A customer data platform (CDP) captures partially or entirely structured customer data from diverse sources to build dynamic customer profiles. While some CDPs segment customers or come with machine learning capabilities to predict their next moves, such capabilities alone are not enough to support personalization. Customer relationship management systems(CRMs) may also be used, but because they contain just general information — contact information, location, transactions — they are best suited to rules-based personalization projects.

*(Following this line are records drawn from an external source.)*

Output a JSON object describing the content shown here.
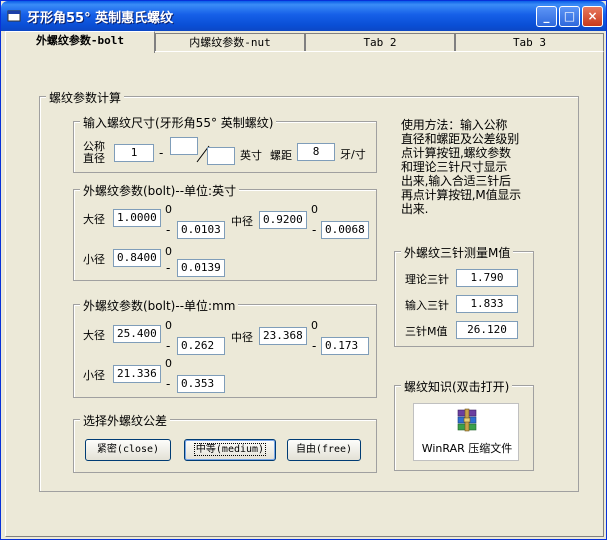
{
  "window": {
    "title": "牙形角55° 英制惠氏螺纹",
    "controls": {
      "minimize": "_",
      "maximize": "□",
      "close": "×"
    }
  },
  "tabs": [
    {
      "label": "外螺纹参数-bolt",
      "active": true
    },
    {
      "label": "内螺纹参数-nut",
      "active": false
    },
    {
      "label": "Tab 2",
      "active": false
    },
    {
      "label": "Tab 3",
      "active": false
    }
  ],
  "calc": {
    "title": "螺纹参数计算",
    "input": {
      "title": "输入螺纹尺寸(牙形角55° 英制螺纹)",
      "nominal_label_1": "公称",
      "nominal_label_2": "直径",
      "nominal_value": "1",
      "fraction_sep": "-",
      "numerator": "",
      "denominator": "",
      "unit_inch": "英寸",
      "pitch_label": "螺距",
      "pitch_value": "8",
      "pitch_unit": "牙/寸"
    },
    "inch": {
      "title": "外螺纹参数(bolt)--单位:英寸",
      "major_label": "大径",
      "major_value": "1.0000",
      "major_upper": "0",
      "major_lower": "0.0103",
      "pitch_dia_label": "中径",
      "pitch_dia_value": "0.9200",
      "pitch_dia_upper": "0",
      "pitch_dia_lower": "0.0068",
      "minor_label": "小径",
      "minor_value": "0.8400",
      "minor_upper": "0",
      "minor_lower": "0.0139"
    },
    "mm": {
      "title": "外螺纹参数(bolt)--单位:mm",
      "major_label": "大径",
      "major_value": "25.400",
      "major_upper": "0",
      "major_lower": "0.262",
      "pitch_dia_label": "中径",
      "pitch_dia_value": "23.368",
      "pitch_dia_upper": "0",
      "pitch_dia_lower": "0.173",
      "minor_label": "小径",
      "minor_value": "21.336",
      "minor_upper": "0",
      "minor_lower": "0.353"
    },
    "tolerance": {
      "title": "选择外螺纹公差",
      "close_label": "紧密(close)",
      "medium_label": "中等(medium)",
      "free_label": "自由(free)"
    }
  },
  "help": {
    "line1": "使用方法：输入公称",
    "line2": "直径和螺距及公差级别",
    "line3": "点计算按钮,螺纹参数",
    "line4": "和理论三针尺寸显示",
    "line5": "出来,输入合适三针后",
    "line6": "再点计算按钮,M值显示",
    "line7": "出来."
  },
  "three_wire": {
    "title": "外螺纹三针测量M值",
    "theory_label": "理论三针",
    "theory_value": "1.790",
    "input_label": "输入三针",
    "input_value": "1.833",
    "m_label": "三针M值",
    "m_value": "26.120"
  },
  "knowledge": {
    "title": "螺纹知识(双击打开)",
    "file_label": "WinRAR 压缩文件",
    "file_icon": "winrar-archive-icon"
  }
}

Because personalized experiences are made up of variations of image, text, video, product information, and other assets, this initiative requires companies to manage a vast library of content. A content platform stores content and structures it for reuse and distribution across any channel or device. Traditional content management systems (CMS) organize content in page format, meaning personalization requires teams to build out one-off pages. This demands much copying, pasting, and editing from content teams. A modern content platform like Contentful breaks content into reusable components that can be configured and reconfigured based on who a customer is, the device they're accessing that content on, and so on. In this way, content is more easily versioned for various customers.
Personalization engines, or personalization software — which may be stand-alone, suite-based, or an entire platform — unite customer segments, data, and content to build out unique customer profiles which inform the messaging a customer is served after taking a specific action. As Gartner puts it, “Personalization engines apply context about individual customers and their circumstances to select, tailor and deliver messaging such as content, offers and other interactions through digital channels in support of three use cases — marketing, digital commerce, and customer experience.”

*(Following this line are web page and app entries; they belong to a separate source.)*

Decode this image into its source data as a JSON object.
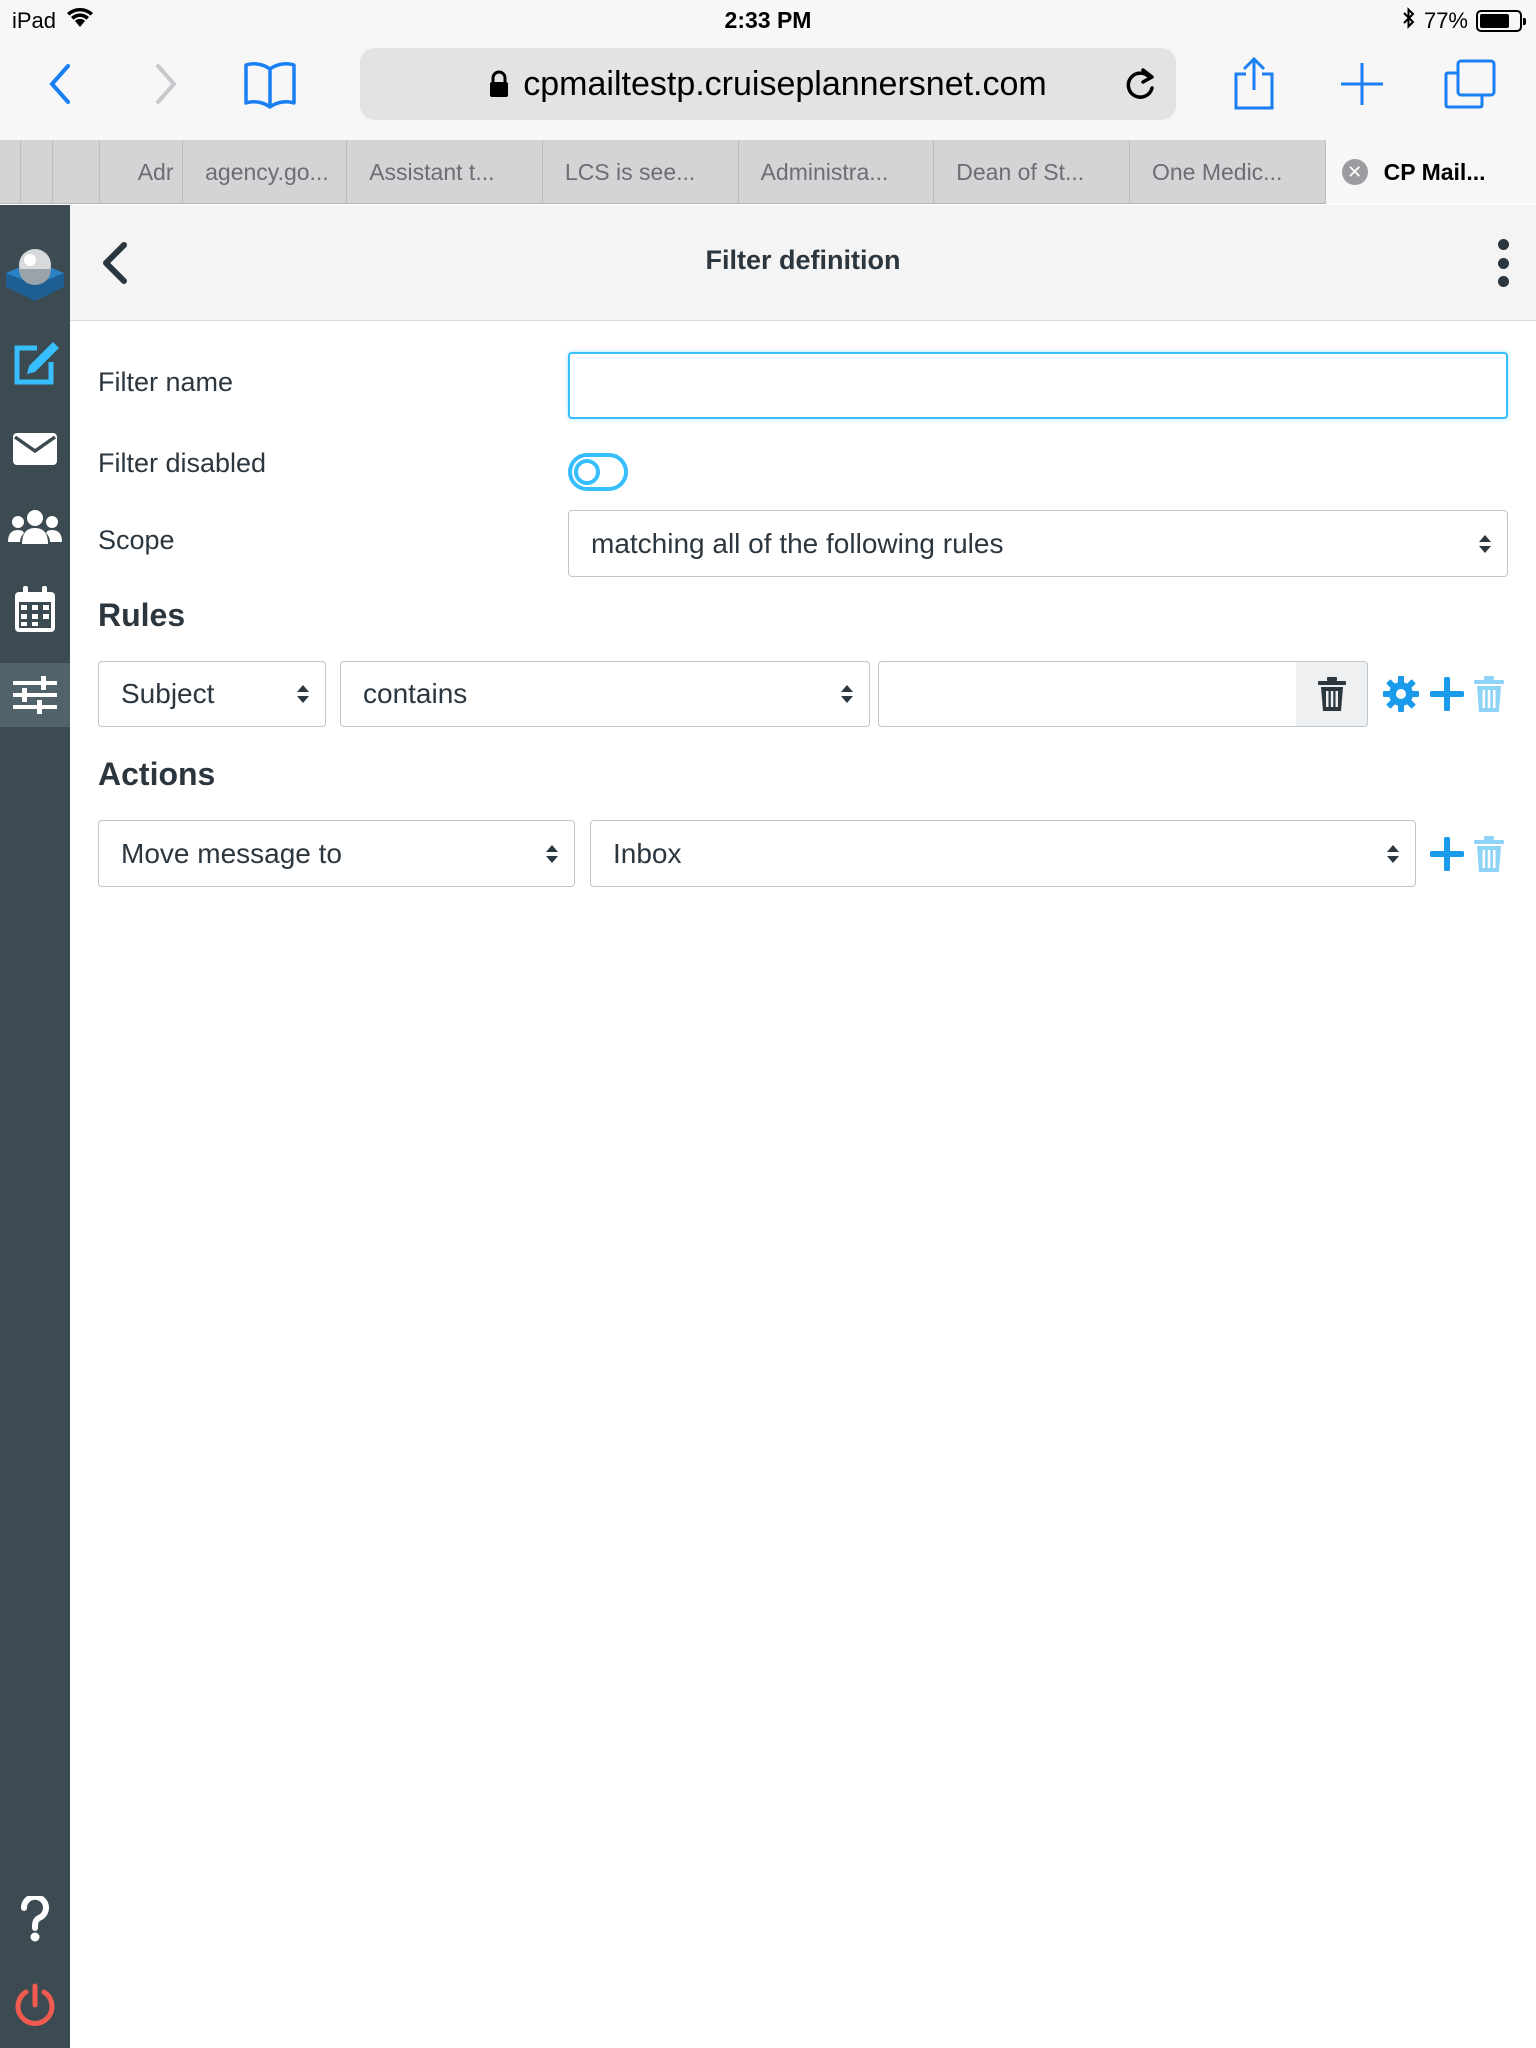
{
  "status_bar": {
    "device": "iPad",
    "time": "2:33 PM",
    "battery": "77%",
    "battery_level": 0.77
  },
  "browser": {
    "url": "cpmailtestp.cruiseplannersnet.com",
    "tabs": [
      {
        "label": ""
      },
      {
        "label": ""
      },
      {
        "label": ""
      },
      {
        "label": "Adr"
      },
      {
        "label": "agency.go..."
      },
      {
        "label": "Assistant t..."
      },
      {
        "label": "LCS is see..."
      },
      {
        "label": "Administra..."
      },
      {
        "label": "Dean of St..."
      },
      {
        "label": "One Medic..."
      },
      {
        "label": "CP Mail..."
      }
    ],
    "accent_color": "#1a7ff3"
  },
  "sidebar": {
    "items": [
      {
        "icon": "roundcube-logo-icon"
      },
      {
        "icon": "compose-icon"
      },
      {
        "icon": "mail-icon"
      },
      {
        "icon": "contacts-icon"
      },
      {
        "icon": "calendar-icon"
      },
      {
        "icon": "settings-sliders-icon"
      },
      {
        "icon": "help-icon"
      },
      {
        "icon": "logout-icon"
      }
    ]
  },
  "header": {
    "title": "Filter definition"
  },
  "form": {
    "filter_name_label": "Filter name",
    "filter_name_value": "",
    "filter_disabled_label": "Filter disabled",
    "filter_disabled": false,
    "scope_label": "Scope",
    "scope_value": "matching all of the following rules",
    "rules_title": "Rules",
    "rule": {
      "header": "Subject",
      "operator": "contains",
      "value": ""
    },
    "actions_title": "Actions",
    "action": {
      "type": "Move message to",
      "target": "Inbox"
    }
  },
  "colors": {
    "sidebar_bg": "#3c4a52",
    "accent_blue": "#37beff",
    "logout_red": "#f05a4f",
    "text": "#2c363f"
  }
}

How companies create personalized experiences with Contentful
Contentful’s content platform stores and structures content in a way that allows it to be accessed and distributed across any digital touchpoint. It also integrates seamlessly with personalization engines and other technologies companies use to tailor their customer experiences. Here’s a look at how two companies create personalized experiences with Contentful.
The primary goal of many businesses — office supply retailer Staples Canada included — is to maximize profits, which depends largely on lead gen and conversion. Through personalization and rigorous A/B testing in Contentful, Staples found it could optimize these efforts. Since re-platforming to Contentful and Shopify in 2019, the brand has built out personalized homepage banners in the hopes of engaging and retaining more customers. Instead of integrating a personalization engine, Staples utilized Contentful’s content platform and data analytics tools to segment customers and implement rules-based personalization. Within the business user segment, Staples Canada’s tailored banners saw a 51% increase in click-through rates.

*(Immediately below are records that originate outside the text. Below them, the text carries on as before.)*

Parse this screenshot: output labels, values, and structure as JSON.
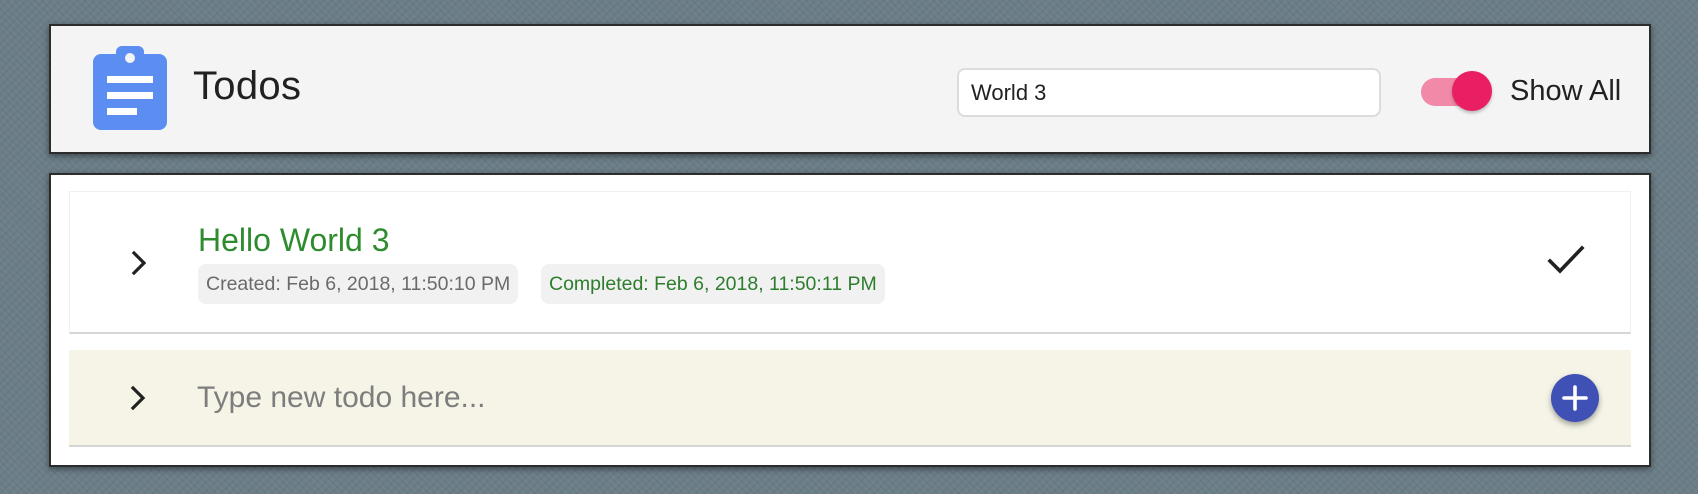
{
  "app": {
    "title": "Todos",
    "icon": "clipboard-icon",
    "icon_color": "#5b8ef0"
  },
  "search": {
    "value": "World 3",
    "placeholder": ""
  },
  "show_all": {
    "label": "Show All",
    "enabled": true,
    "accent_color": "#e91e63"
  },
  "todos": [
    {
      "title": "Hello World 3",
      "created": "Created: Feb 6, 2018, 11:50:10 PM",
      "completed": "Completed: Feb 6, 2018, 11:50:11 PM",
      "done": true,
      "expand_icon": "chevron-right-icon",
      "status_icon": "check-icon"
    }
  ],
  "new_todo": {
    "placeholder": "Type new todo here...",
    "value": "",
    "expand_icon": "chevron-right-icon",
    "add_icon": "plus-icon",
    "add_color": "#3f51b5"
  },
  "colors": {
    "completed_text": "#2e8b2e",
    "new_row_background": "#f5f4e6"
  }
}
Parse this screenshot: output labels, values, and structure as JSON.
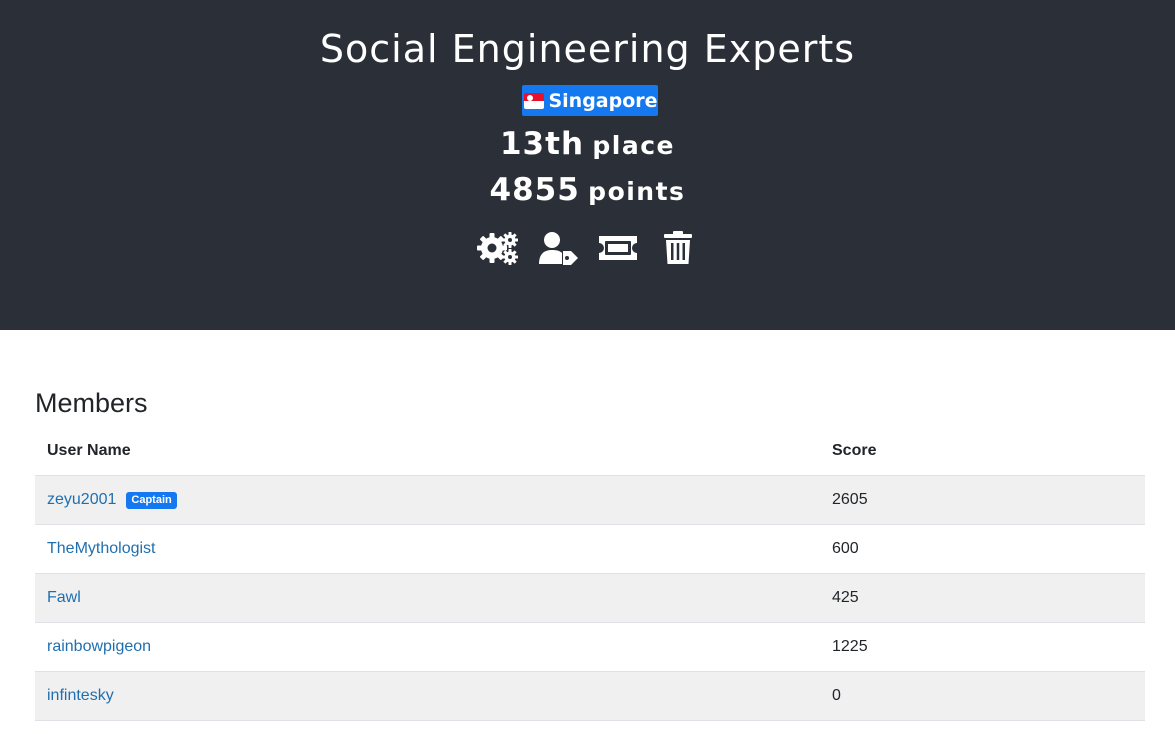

The decision of which new tools to adopt in support of personalization will rely on two things: a company’s industry and the tools it already uses. When Contentful customer, direct-to-consumer pet food retailer, Pets Deli embarked on its personalization journey, it combined the power of long-loved ecommerce platform Shopify, with Contentful, Ninetailed, and Google Analytics. With these four tools, the brand was able to test and identify what pricing options converted the most customers. In eliminating antiquated discount codes and implementing personalized pricing, Pets Deli’s conversion rates doubled and bounce rates decreased by 10%. Pets Deli credit Ninetailed with maintaining site speed and performance throughout these efforts. The brand experienced no delays in site speed or changes in performance as is common with dynamic content changes.